Elm Vets are committed to the best possible patient and client care. Please feel free to discuss any problems with the vet, or telephone for advice from one of our experienced reception/nursing staff.
Your puppy will need a course of 2 injections 4 weeks apart to protect him/her from the main infectious diseases of dogs:
- Canine Distemper
- Infectious Hepatitis (adenovirus)
The second injection must be given when they are older than 10 weeks.
When can he/she go for a walk?
- One week after the final injection Avoid waterways for a further 2 weeks to allow full protection against Leptospirosis.
- Your dog then requires a yearly booster to keep the vaccinations up to date.
These are not the core vaccinations, but can be given in addition if your pet is at risk of getting these conditions.
Kennel cough. This can be picked up anywhere that your dog is in contact with other dogs.
Rabies Vaccination. This will be required if you intend to travel with your pet. Since Brexit travel has become much more complicated for pets, please discuss this with us before booking any holidays abroad with your pet.
Worming and Flea Treatment
- In most pets we recommend one of the two following combinations of treatment:
- Bravecto flea and tick treatment + Milbemax wormer.
- Advocate Flea treatment + milbemax wormer.
- This gives excellent lungworm cover.
- It does not cover ticks.
- It should not be used if your dog swims a lot.
- It only partially covers mites.
Puppies should be wormed monthly until they are 6 months old.
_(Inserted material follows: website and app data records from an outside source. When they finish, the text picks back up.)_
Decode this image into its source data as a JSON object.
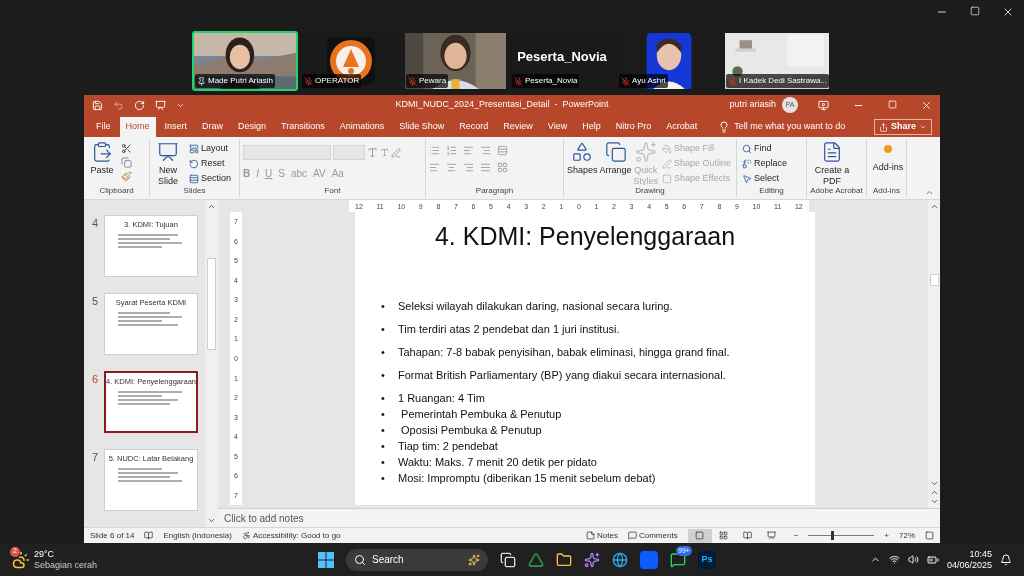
{
  "participants": [
    {
      "name": "Made Putri Ariasih",
      "kind": "video",
      "speaking": true,
      "pinned": true,
      "muted": false
    },
    {
      "name": "OPERATOR",
      "kind": "logo",
      "speaking": false,
      "pinned": false,
      "muted": true
    },
    {
      "name": "Pewara",
      "kind": "video",
      "speaking": false,
      "pinned": false,
      "muted": true
    },
    {
      "name": "Peserta_Novia",
      "kind": "name",
      "display": "Peserta_Novia",
      "speaking": false,
      "pinned": false,
      "muted": true
    },
    {
      "name": "Ayu Ashri",
      "speaking": false,
      "pinned": false,
      "muted": true
    },
    {
      "name": "I Kadek Dedi Sastrawa...",
      "kind": "room",
      "speaking": false,
      "pinned": false,
      "muted": true
    }
  ],
  "window": {
    "title": "KDMI_NUDC_2024_Presentasi_Detail  -  PowerPoint",
    "user": "putri ariasih",
    "avatar": "PA"
  },
  "tabs": [
    {
      "label": "File",
      "selected": false
    },
    {
      "label": "Home",
      "selected": true
    },
    {
      "label": "Insert",
      "selected": false
    },
    {
      "label": "Draw",
      "selected": false
    },
    {
      "label": "Design",
      "selected": false
    },
    {
      "label": "Transitions",
      "selected": false
    },
    {
      "label": "Animations",
      "selected": false
    },
    {
      "label": "Slide Show",
      "selected": false
    },
    {
      "label": "Record",
      "selected": false
    },
    {
      "label": "Review",
      "selected": false
    },
    {
      "label": "View",
      "selected": false
    },
    {
      "label": "Help",
      "selected": false
    },
    {
      "label": "Nitro Pro",
      "selected": false
    },
    {
      "label": "Acrobat",
      "selected": false
    }
  ],
  "tell_me": "Tell me what you want to do",
  "share": "Share",
  "ribbon": [
    {
      "kind": "clipboard",
      "label": "Clipboard",
      "items": [
        {
          "label": "Paste",
          "disabled": false
        }
      ]
    },
    {
      "kind": "slides",
      "label": "Slides",
      "items": [
        {
          "label": "New Slide",
          "disabled": false
        },
        {
          "label": "Layout",
          "disabled": false
        },
        {
          "label": "Reset",
          "disabled": false
        },
        {
          "label": "Section",
          "disabled": false
        }
      ]
    },
    {
      "kind": "font",
      "label": "Font",
      "items": [
        {
          "label": "B",
          "disabled": false
        },
        {
          "label": "I",
          "disabled": false
        },
        {
          "label": "U",
          "disabled": false
        },
        {
          "label": "S",
          "disabled": false
        },
        {
          "label": "abc",
          "disabled": false
        },
        {
          "label": "AV",
          "disabled": false
        },
        {
          "label": "Aa",
          "disabled": false
        }
      ]
    },
    {
      "kind": "paragraph",
      "label": "Paragraph"
    },
    {
      "kind": "drawing",
      "label": "Drawing",
      "items": [
        {
          "label": "Shapes",
          "disabled": false
        },
        {
          "label": "Arrange",
          "disabled": false
        },
        {
          "label": "Quick Styles",
          "disabled": true
        },
        {
          "label": "Shape Fill",
          "disabled": true
        },
        {
          "label": "Shape Outline",
          "disabled": true
        },
        {
          "label": "Shape Effects",
          "disabled": true
        }
      ]
    },
    {
      "kind": "editing",
      "label": "Editing",
      "items": [
        {
          "label": "Find",
          "disabled": false
        },
        {
          "label": "Replace",
          "disabled": false
        },
        {
          "label": "Select",
          "disabled": false
        }
      ]
    },
    {
      "kind": "acrobat",
      "label": "Adobe Acrobat",
      "items": [
        {
          "label": "Create a PDF",
          "disabled": false
        }
      ]
    },
    {
      "kind": "addins",
      "label": "Add-ins",
      "items": [
        {
          "label": "Add-ins",
          "disabled": false
        }
      ]
    }
  ],
  "thumbnails": [
    {
      "number": "4",
      "title": "3. KDMI: Tujuan",
      "selected": false
    },
    {
      "number": "5",
      "title": "Syarat Peserta KDMI",
      "selected": false
    },
    {
      "number": "6",
      "title": "4. KDMI: Penyelenggaraan",
      "selected": true
    },
    {
      "number": "7",
      "title": "5. NUDC: Latar Belakang",
      "selected": false
    }
  ],
  "ruler": {
    "horizontal": [
      "12",
      "11",
      "10",
      "9",
      "8",
      "7",
      "6",
      "5",
      "4",
      "3",
      "2",
      "1",
      "0",
      "1",
      "2",
      "3",
      "4",
      "5",
      "6",
      "7",
      "8",
      "9",
      "10",
      "11",
      "12"
    ],
    "vertical": [
      "7",
      "6",
      "5",
      "4",
      "3",
      "2",
      "1",
      "0",
      "1",
      "2",
      "3",
      "4",
      "5",
      "6",
      "7"
    ]
  },
  "slide": {
    "title": "4. KDMI: Penyelenggaraan",
    "bullet": "•",
    "paragraphs": [
      "Seleksi wilayah dilakukan daring, nasional secara luring.",
      "Tim terdiri atas 2 pendebat dan 1 juri institusi.",
      "Tahapan: 7-8 babak penyisihan, babak eliminasi, hingga grand final.",
      "Format British Parliamentary (BP) yang diakui secara internasional."
    ],
    "list": [
      "1 Ruangan: 4 Tim",
      " Pemerintah Pembuka & Penutup",
      " Oposisi Pembuka & Penutup",
      "Tiap tim: 2 pendebat",
      "Waktu: Maks. 7 menit 20 detik per pidato",
      "Mosi: Impromptu (diberikan 15 menit sebelum debat)"
    ]
  },
  "notes_placeholder": "Click to add notes",
  "status_bar": {
    "slide": "Slide 6 of 14",
    "language": "English (Indonesia)",
    "accessibility": "Accessibility: Good to go",
    "notes": "Notes",
    "comments": "Comments",
    "views": [
      {
        "selected": true
      },
      {
        "selected": false
      },
      {
        "selected": false
      },
      {
        "selected": false
      }
    ],
    "zoom_out": "−",
    "zoom_in": "+",
    "zoom": {
      "level": 0.35
    },
    "zoom_label": "72%"
  },
  "taskbar": {
    "temperature": "29°C",
    "weather": "Sebagian cerah",
    "weather_badge": "2",
    "search": "Search",
    "whatsapp_badge": "99+",
    "photoshop": "Ps",
    "time": "10:45",
    "date": "04/06/2025"
  }
}
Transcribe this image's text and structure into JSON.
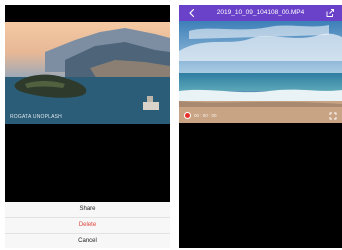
{
  "left_screen": {
    "photo_watermark": "ROGATA UNOPLASH",
    "action_sheet": {
      "share_label": "Share",
      "delete_label": "Delete",
      "cancel_label": "Cancel"
    }
  },
  "right_screen": {
    "header": {
      "title": "2019_10_09_104108_00.MP4",
      "back_icon": "chevron-left-icon",
      "share_icon": "share-icon"
    },
    "video": {
      "time": "00 : 00 : 00",
      "record_icon": "record-dot-icon",
      "fullscreen_icon": "fullscreen-icon"
    }
  },
  "colors": {
    "header_purple": "#6a42c9",
    "delete_red": "#e0443e",
    "record_red": "#e8302a"
  }
}
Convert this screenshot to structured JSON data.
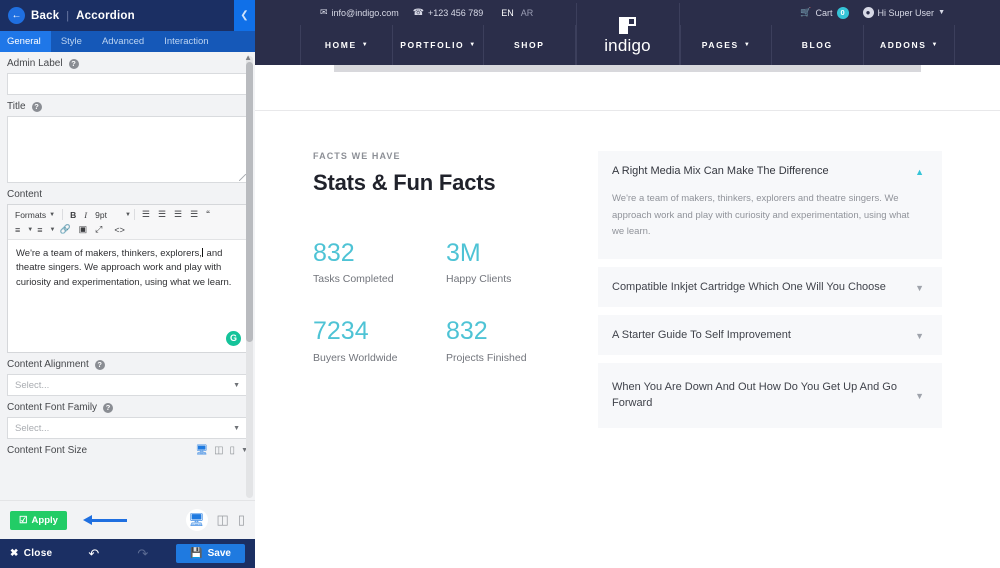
{
  "editor": {
    "header": {
      "back_label": "Back",
      "separator": "|",
      "module_title": "Accordion",
      "collapse_icon": "chevron-left-icon",
      "back_icon": "arrow-left-icon"
    },
    "tabs": [
      {
        "label": "General",
        "active": true
      },
      {
        "label": "Style",
        "active": false
      },
      {
        "label": "Advanced",
        "active": false
      },
      {
        "label": "Interaction",
        "active": false
      }
    ],
    "fields": {
      "admin_label": {
        "label": "Admin Label",
        "value": "",
        "help": "?"
      },
      "title": {
        "label": "Title",
        "value": "",
        "help": "?"
      },
      "content": {
        "label": "Content",
        "value": "We're a team of makers, thinkers, explorers, and theatre singers. We approach work and play with curiosity and experimentation, using what we learn.",
        "value_part1": "We're a team of makers, thinkers, explorers,",
        "value_part2": " and theatre singers. We approach work and play with curiosity and experimentation, using what we learn."
      },
      "content_alignment": {
        "label": "Content Alignment",
        "placeholder": "Select...",
        "value": "",
        "help": "?"
      },
      "content_font_family": {
        "label": "Content Font Family",
        "placeholder": "Select...",
        "value": "",
        "help": "?"
      },
      "content_font_size": {
        "label": "Content Font Size"
      }
    },
    "rte_toolbar": {
      "formats_label": "Formats",
      "bold": "B",
      "italic": "I",
      "font_size": "9pt",
      "align_left": "align-left-icon",
      "align_center": "align-center-icon",
      "align_right": "align-right-icon",
      "align_justify": "align-justify-icon",
      "blockquote": "“",
      "bullet_list": "bullet-list-icon",
      "numbered_list": "numbered-list-icon",
      "link": "link-icon",
      "image": "image-icon",
      "fullscreen": "fullscreen-icon",
      "source_code": "<>",
      "grammarly": "G"
    },
    "device_toggles": [
      {
        "name": "desktop",
        "active": true
      },
      {
        "name": "tablet",
        "active": false
      },
      {
        "name": "mobile",
        "active": false
      }
    ],
    "actions": {
      "apply_label": "Apply",
      "apply_icon": "check-square-icon",
      "close_label": "Close",
      "close_icon": "close-x-icon",
      "undo_icon": "undo-icon",
      "redo_icon": "redo-icon",
      "save_label": "Save",
      "save_icon": "floppy-disk-icon"
    },
    "annotation": {
      "type": "arrow",
      "points_to": "apply-button",
      "color": "#1f6fe0"
    }
  },
  "site": {
    "topbar": {
      "email": "info@indigo.com",
      "email_icon": "envelope-icon",
      "phone": "+123 456 789",
      "phone_icon": "phone-icon",
      "lang_active": "EN",
      "lang_inactive": "AR",
      "cart_label": "Cart",
      "cart_icon": "cart-icon",
      "cart_count": "0",
      "user_icon": "user-circle-icon",
      "user_label": "Hi Super User",
      "user_caret": "chevron-down-icon"
    },
    "logo": {
      "text": "indigo",
      "mark": "square-notch-logo"
    },
    "nav_left": [
      {
        "label": "HOME",
        "caret": true
      },
      {
        "label": "PORTFOLIO",
        "caret": true
      },
      {
        "label": "SHOP",
        "caret": false
      }
    ],
    "nav_right": [
      {
        "label": "PAGES",
        "caret": true
      },
      {
        "label": "BLOG",
        "caret": false
      },
      {
        "label": "ADDONS",
        "caret": true
      }
    ],
    "section": {
      "eyebrow": "FACTS WE HAVE",
      "title": "Stats & Fun Facts",
      "stats": [
        {
          "number": "832",
          "label": "Tasks Completed"
        },
        {
          "number": "3M",
          "label": "Happy Clients"
        },
        {
          "number": "7234",
          "label": "Buyers Worldwide"
        },
        {
          "number": "832",
          "label": "Projects Finished"
        }
      ],
      "accordion": [
        {
          "title": "A Right Media Mix Can Make The Difference",
          "body": "We're a team of makers, thinkers, explorers and theatre singers. We approach work and play with curiosity and experimentation, using what we learn.",
          "open": true,
          "icon": "chevron-up-icon"
        },
        {
          "title": "Compatible Inkjet Cartridge Which One Will You Choose",
          "body": "",
          "open": false,
          "icon": "chevron-down-icon"
        },
        {
          "title": "A Starter Guide To Self Improvement",
          "body": "",
          "open": false,
          "icon": "chevron-down-icon"
        },
        {
          "title": "When You Are Down And Out How Do You Get Up And Go Forward",
          "body": "",
          "open": false,
          "icon": "chevron-down-icon"
        }
      ]
    }
  },
  "colors": {
    "panel_header": "#1b2f63",
    "tab_active": "#1f77e8",
    "apply_green": "#22cc66",
    "save_blue": "#1f7ae0",
    "site_navy": "#2b2e4a",
    "accent_teal": "#4ec3d5"
  }
}
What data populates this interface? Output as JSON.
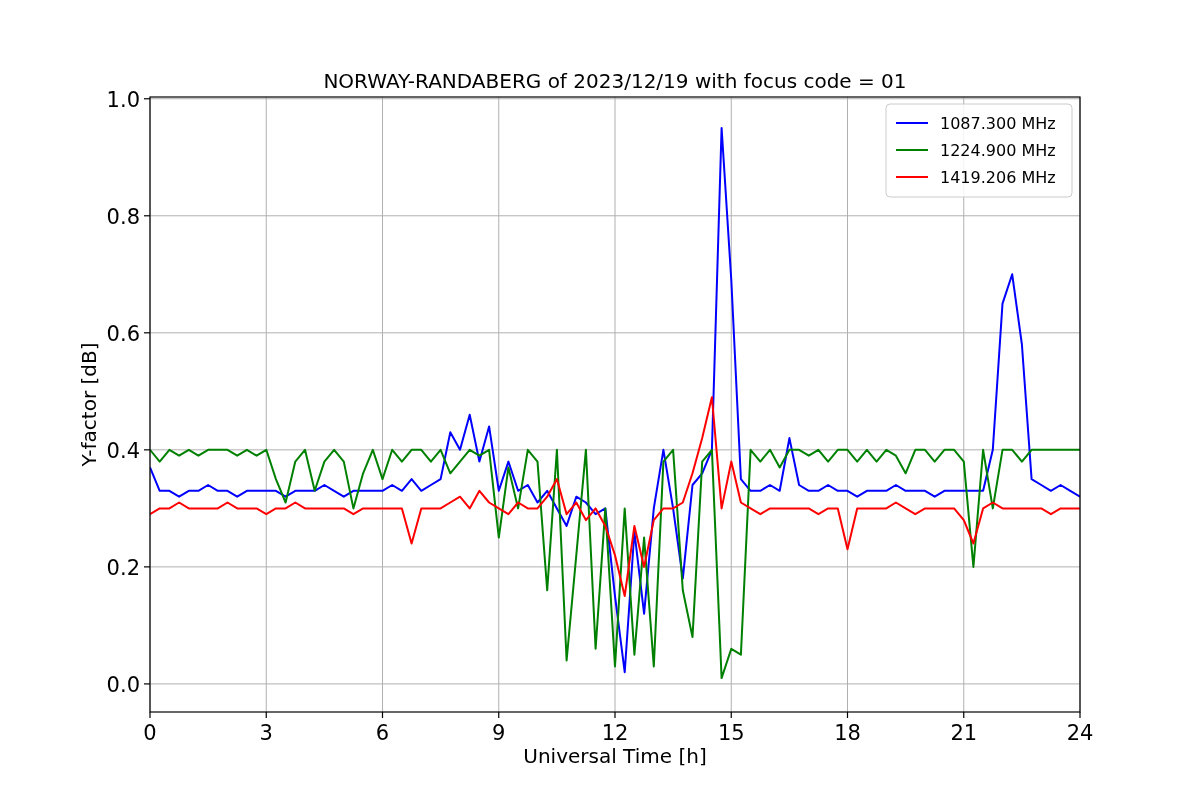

At this stage the frequency of worming will depend on your household, your dogs diet and lifestyle, and if your dog scavenges. Please discuss this with us.
Spaying bitches prevents:
- Unwanted pregnancies
- Womb infections, which can be fatal
- Decreases the risk of breast cancer
- It is not necessary for a bitch to have a litter before she is spayed. If your bitch is not spayed, she will usually come into season between 6 and 12 months of age and every 6-7 months after that. We currently recommend spaying after her first season.
Dog castration involves removing both testicles and prevents:
- Some prostatic diseases
- Certain behavioural problems e.g. roaming and some types of aggression
- Neutered dogs are more prone to weight gain, so it is important that their diet is carefully controlled. In addition we advise against castrating a dog going through a ‘fear stage’ as this can make the behaviour worse not better. Once they have matured out of that stage we are fine to castrate. We usually recommend castration from 9 months onwards.
Your puppy should have been microchipped by the breeder before sale. If your puppy has not been microchipped please inform us. It is a legal responsibility of the owner/keeper to keep your contact details up to date on the microchip database.
The easiest way to give your puppy a balanced diet is to feed him/her a proprietary puppy diet (large breed variety for large breed puppies). Initially your puppy will need four meals a day, reducing to three by about 12 weeks old. By 6 months of age, they can be on two meals a day.
We do not recommend raw feeding for the following reasons:
- Risk of poorly balanced diets – some raw diets have caused Rickets in puppies
- Risk to your health – we cook our food to reduce this risk of food poisoning from Salmonella and Campylobacter. If our pups are eating raw meat then sneaking up and giving us a cheeky face/hand lick they can smear us in bacteria containing saliva.
- Public Health England have expressed concerns about the risk raw feeding poses to human health.
It is a good idea to start caring for your puppy's teeth when they are young. Regular tooth brushing can help to stop plaque forming on their teeth. The vet or nurse will be able to discuss how to accustom your puppy to this and other options which are available to care for your puppy's teeth.
Your puppy's first 6 months of life are the best time to socialise him/her with different people, places and situations. It is essential to introduce your puppy to different types of people (men, women, children, elderly and disabled people) while they are young to give them confidence and prevent them becoming easily frightened/nervous. It is also helpful to practice ‘vet examinations’ at home - to get your puppy used to having his/her eyes, nose, teeth and paws examined/touched; this makes a trip to the vets much less stressful! If your puppy is long-haired then it is best to start grooming and brushing them as young as possible. If your puppy will be living with other pets, then it is a good idea to socialise them whilst they are young.
Elm Vets strongly recommend that you consider insuring your pet. There are many different policies available. Check whether your policy provides ‘lifetime’ cover, so that if your dog develops a condition which will require treatment throughout its life, e.g. diabetes, the insurance company will continue to pay for the condition.
Remember if you swap insurance companies any pre-existing conditions will not be covered, even minor things like ear infections.